Telstra has announced an ambitious plan to roll out public Wi-Fi zones that will allow customers to use their own data plans while they're away from home. But there's a catch: users will need to "share" their broadband with others in order to access the hotspots.

Plantronics, CC BY-ND 2.0

The new project was announced by Telstra CEO David Thodey, who said the company was looking to roll out as many as 2 million hotspots in five years as part of the $100 million plan. The network is expected to officially launch in early 2015.

The hotspots will be created thanks to the launch of a new modem for customers, known as the Telstra Gateway Max modem, which allows for network sharing between users.

Promoting the new access technology, Telstra said customers will be able to go online in more ways than ever before.

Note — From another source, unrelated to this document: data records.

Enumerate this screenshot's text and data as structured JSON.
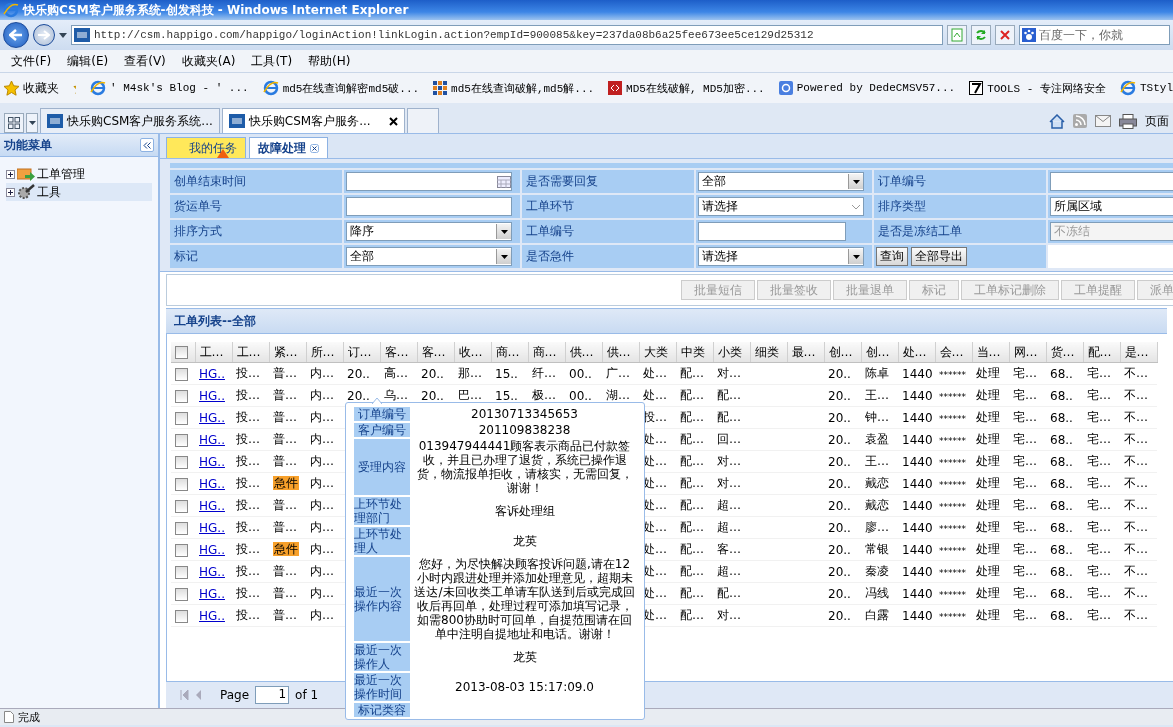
{
  "window": {
    "title": "快乐购CSM客户服务系统-创发科技 - Windows Internet Explorer"
  },
  "address_bar": {
    "url": "http://csm.happigo.com/happigo/loginAction!linkLogin.action?empId=900085&key=237da08b6a25fee673ee5ce129d25312"
  },
  "search_field": {
    "placeholder": "百度一下，你就"
  },
  "menu_bar": [
    "文件(F)",
    "编辑(E)",
    "查看(V)",
    "收藏夹(A)",
    "工具(T)",
    "帮助(H)"
  ],
  "favorites_bar": {
    "label": "收藏夹",
    "items": [
      {
        "label": "' M4sk's Blog - ' ...",
        "kind": "page"
      },
      {
        "label": "md5在线查询解密md5破...",
        "kind": "page"
      },
      {
        "label": "md5在线查询破解,md5解...",
        "kind": "grid"
      },
      {
        "label": "MD5在线破解, MD5加密...",
        "kind": "red"
      },
      {
        "label": "Powered by DedeCMSV57...",
        "kind": "blue"
      },
      {
        "label": "TOOLS - 专注网络安全",
        "kind": "seven"
      },
      {
        "label": "TStyl",
        "kind": "page"
      }
    ]
  },
  "browser_tabs": [
    {
      "label": "快乐购CSM客户服务系统...",
      "selected": false
    },
    {
      "label": "快乐购CSM客户服务...",
      "selected": true
    }
  ],
  "command_bar": {
    "page_label": "页面"
  },
  "sidebar": {
    "title": "功能菜单",
    "items": [
      {
        "label": "工单管理",
        "expanded": false,
        "kind": "folder"
      },
      {
        "label": "工具",
        "expanded": false,
        "kind": "tools"
      }
    ]
  },
  "app_tabs": [
    {
      "label": "我的任务",
      "selected": false,
      "alert": true
    },
    {
      "label": "故障处理",
      "selected": true
    }
  ],
  "filters": [
    {
      "label": "创单结束时间",
      "kind": "date"
    },
    {
      "label": "是否需要回复",
      "kind": "select",
      "value": "全部"
    },
    {
      "label": "订单编号",
      "kind": "text"
    },
    {
      "label": "货运单号",
      "kind": "text"
    },
    {
      "label": "工单环节",
      "kind": "combo",
      "value": "请选择"
    },
    {
      "label": "排序类型",
      "kind": "text",
      "value": "所属区域"
    },
    {
      "label": "排序方式",
      "kind": "select",
      "value": "降序"
    },
    {
      "label": "工单编号",
      "kind": "short"
    },
    {
      "label": "是否是冻结工单",
      "kind": "text",
      "value": "不冻结",
      "disabled": true
    },
    {
      "label": "标记",
      "kind": "select",
      "value": "全部"
    },
    {
      "label": "是否急件",
      "kind": "select",
      "value": "请选择"
    }
  ],
  "filter_buttons": [
    "查询",
    "全部导出"
  ],
  "actions": [
    {
      "label": "批量短信",
      "disabled": true
    },
    {
      "label": "批量签收",
      "disabled": true
    },
    {
      "label": "批量退单",
      "disabled": true
    },
    {
      "label": "标记",
      "disabled": true
    },
    {
      "label": "工单标记删除",
      "disabled": true
    },
    {
      "label": "工单提醒",
      "disabled": true
    },
    {
      "label": "派单",
      "disabled": true
    }
  ],
  "list_title": "工单列表--全部",
  "table": {
    "header_checked": false,
    "columns": [
      "工…",
      "工…",
      "紧…",
      "所…",
      "订…",
      "客…",
      "客…",
      "收…",
      "商…",
      "商…",
      "供…",
      "供…",
      "大类",
      "中类",
      "小类",
      "细类",
      "最…",
      "创…",
      "创…",
      "处…",
      "会…",
      "当…",
      "网…",
      "货…",
      "配…",
      "是…"
    ],
    "rows": [
      {
        "checked": false,
        "urgent": false,
        "cells": [
          "HG..",
          "投…",
          "普…",
          "内…",
          "20..",
          "高…",
          "20..",
          "那…",
          "15..",
          "纤…",
          "00..",
          "广…",
          "处…",
          "配…",
          "对…",
          null,
          null,
          "20..",
          "陈卓",
          "1440",
          "******",
          "处理",
          "宅…",
          "68..",
          "宅…",
          "不…"
        ]
      },
      {
        "checked": false,
        "urgent": false,
        "cells": [
          "HG..",
          "投…",
          "普…",
          "内…",
          "20..",
          "乌…",
          "20..",
          "巴…",
          "15..",
          "极…",
          "00..",
          "湖…",
          "处…",
          "配…",
          "配…",
          null,
          null,
          "20..",
          "王…",
          "1440",
          "******",
          "处理",
          "宅…",
          "68..",
          "宅…",
          "不…"
        ]
      },
      {
        "checked": false,
        "urgent": false,
        "cells": [
          "HG..",
          "投…",
          "普…",
          "内…",
          null,
          null,
          null,
          null,
          null,
          null,
          null,
          null,
          "投…",
          "配…",
          "配…",
          null,
          null,
          "20..",
          "钟…",
          "1440",
          "******",
          "处理",
          "宅…",
          "68..",
          "宅…",
          "不…"
        ]
      },
      {
        "checked": false,
        "urgent": false,
        "cells": [
          "HG..",
          "投…",
          "普…",
          "内…",
          null,
          null,
          null,
          null,
          null,
          null,
          null,
          null,
          "处…",
          "配…",
          "回…",
          null,
          null,
          "20..",
          "袁盈",
          "1440",
          "******",
          "处理",
          "宅…",
          "68..",
          "宅…",
          "不…"
        ]
      },
      {
        "checked": false,
        "urgent": false,
        "cells": [
          "HG..",
          "投…",
          "普…",
          "内…",
          null,
          null,
          null,
          null,
          null,
          null,
          null,
          null,
          "处…",
          "配…",
          "对…",
          null,
          null,
          "20..",
          "王…",
          "1440",
          "******",
          "处理",
          "宅…",
          "68..",
          "宅…",
          "不…"
        ]
      },
      {
        "checked": false,
        "urgent": true,
        "cells": [
          "HG..",
          "投…",
          "急件",
          "内…",
          null,
          null,
          null,
          null,
          null,
          null,
          null,
          null,
          "处…",
          "配…",
          "对…",
          null,
          null,
          "20..",
          "戴恋",
          "1440",
          "******",
          "处理",
          "宅…",
          "68..",
          "宅…",
          "不…"
        ]
      },
      {
        "checked": false,
        "urgent": false,
        "cells": [
          "HG..",
          "投…",
          "普…",
          "内…",
          null,
          null,
          null,
          null,
          null,
          null,
          null,
          null,
          "处…",
          "配…",
          "超…",
          null,
          null,
          "20..",
          "戴恋",
          "1440",
          "******",
          "处理",
          "宅…",
          "68..",
          "宅…",
          "不…"
        ]
      },
      {
        "checked": false,
        "urgent": false,
        "cells": [
          "HG..",
          "投…",
          "普…",
          "内…",
          null,
          null,
          null,
          null,
          null,
          null,
          null,
          null,
          "处…",
          "配…",
          "超…",
          null,
          null,
          "20..",
          "廖…",
          "1440",
          "******",
          "处理",
          "宅…",
          "68..",
          "宅…",
          "不…"
        ]
      },
      {
        "checked": false,
        "urgent": true,
        "cells": [
          "HG..",
          "投…",
          "急件",
          "内…",
          null,
          null,
          null,
          null,
          null,
          null,
          null,
          null,
          "处…",
          "配…",
          "客…",
          null,
          null,
          "20..",
          "常银",
          "1440",
          "******",
          "处理",
          "宅…",
          "68..",
          "宅…",
          "不…"
        ]
      },
      {
        "checked": false,
        "urgent": false,
        "cells": [
          "HG..",
          "投…",
          "普…",
          "内…",
          null,
          null,
          null,
          null,
          null,
          null,
          null,
          null,
          "处…",
          "配…",
          "超…",
          null,
          null,
          "20..",
          "秦凌",
          "1440",
          "******",
          "处理",
          "宅…",
          "68..",
          "宅…",
          "不…"
        ]
      },
      {
        "checked": false,
        "urgent": false,
        "cells": [
          "HG..",
          "投…",
          "普…",
          "内…",
          null,
          null,
          null,
          null,
          null,
          null,
          null,
          null,
          "处…",
          "配…",
          "配…",
          null,
          null,
          "20..",
          "冯线",
          "1440",
          "******",
          "处理",
          "宅…",
          "68..",
          "宅…",
          "不…"
        ]
      },
      {
        "checked": false,
        "urgent": false,
        "cells": [
          "HG..",
          "投…",
          "普…",
          "内…",
          null,
          null,
          null,
          null,
          null,
          null,
          null,
          null,
          "处…",
          "配…",
          "对…",
          null,
          null,
          "20..",
          "白露",
          "1440",
          "******",
          "处理",
          "宅…",
          "68..",
          "宅…",
          "不…"
        ]
      }
    ]
  },
  "tooltip": {
    "rows": [
      {
        "label": "订单编号",
        "value": "20130713345653"
      },
      {
        "label": "客户编号",
        "value": "201109838238"
      },
      {
        "label": "受理内容",
        "value": "013947944441顾客表示商品已付款签收，并且已办理了退货，系统已操作退货，物流报单拒收，请核实，无需回复，谢谢！"
      },
      {
        "label": "上环节处理部门",
        "value": "客诉处理组"
      },
      {
        "label": "上环节处理人",
        "value": "龙英"
      },
      {
        "label": "最近一次操作内容",
        "value": "您好，为尽快解决顾客投诉问题,请在12小时内跟进处理并添加处理意见，超期未送达/未回收类工单请车队送到后或完成回收后再回单，处理过程可添加填写记录，如需800协助时可回单，自提范围请在回单中注明自提地址和电话。谢谢！"
      },
      {
        "label": "最近一次操作人",
        "value": "龙英"
      },
      {
        "label": "最近一次操作时间",
        "value": "2013-08-03 15:17:09.0"
      },
      {
        "label": "标记类容"
      }
    ]
  },
  "pager": {
    "label": "Page",
    "value": "1",
    "total": "of 1"
  },
  "status_bar": {
    "text": "完成"
  }
}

"For the first time you'll be able to use your home broadband allowance outside the house...all you have to do is share a little bit of your broadband access with others -- you can use their hotspots, they can use yours."

Speaking about the plan, CEO David Thodey said the network would provide a "ubiquity of access".

"Telstra's new Wi-Fi network will broaden the choice of connection giving people a convenient way to get online using their portable devices when spending time at a hotspot," he said. "It will offer our customers the unique option to seamlessly use their home broadband allowance inside and outside the home.

"It's another wireless access network technology, so it's going to give customers greater choice.

"It's a bit innovative, a bit different.

Telstra customers will be able to access the hotspot network for free, though usage will go against the user's at-home data allowance. Non-Telstra customers will also be able to access the hotspot network "for a small daily fee".

In addition to new modems, Telstra is planning to build its own network of roughly 8,000 hotspots in more than 100 cities and towns to grant additional wireless access. The telco says it will "work with thousands of small businesses...[and] partner with councils, business enterprises and governments" to bring hotspots to cafes, shops, parks and stadiums.

Telstra has partnered with Spanish company Fon to develop the access technology, which has already been rolled out in the form of 12 million hotspots across Europe. Telstra is also promising that Australian customers will be able to use their at-home data allowance while they're abroad by accessing Wi-Fi through these international hotspots.

The network will be opt-in for Telstra customers using the new modem, with Telstra promising that security will be "a really important aspect" of the network and that it will ensure individual connections are "protected".

The hardware behind the network, the Telstra Gateway Max modem, hits Telstra stores today, retailing for AU$210. The modem offers other features such as increased speeds, and will also be available to existing Telstra customers, with some 100,000 users able to access the technology with a software update. New customers will also be able to get the modem with Telstra's bundles.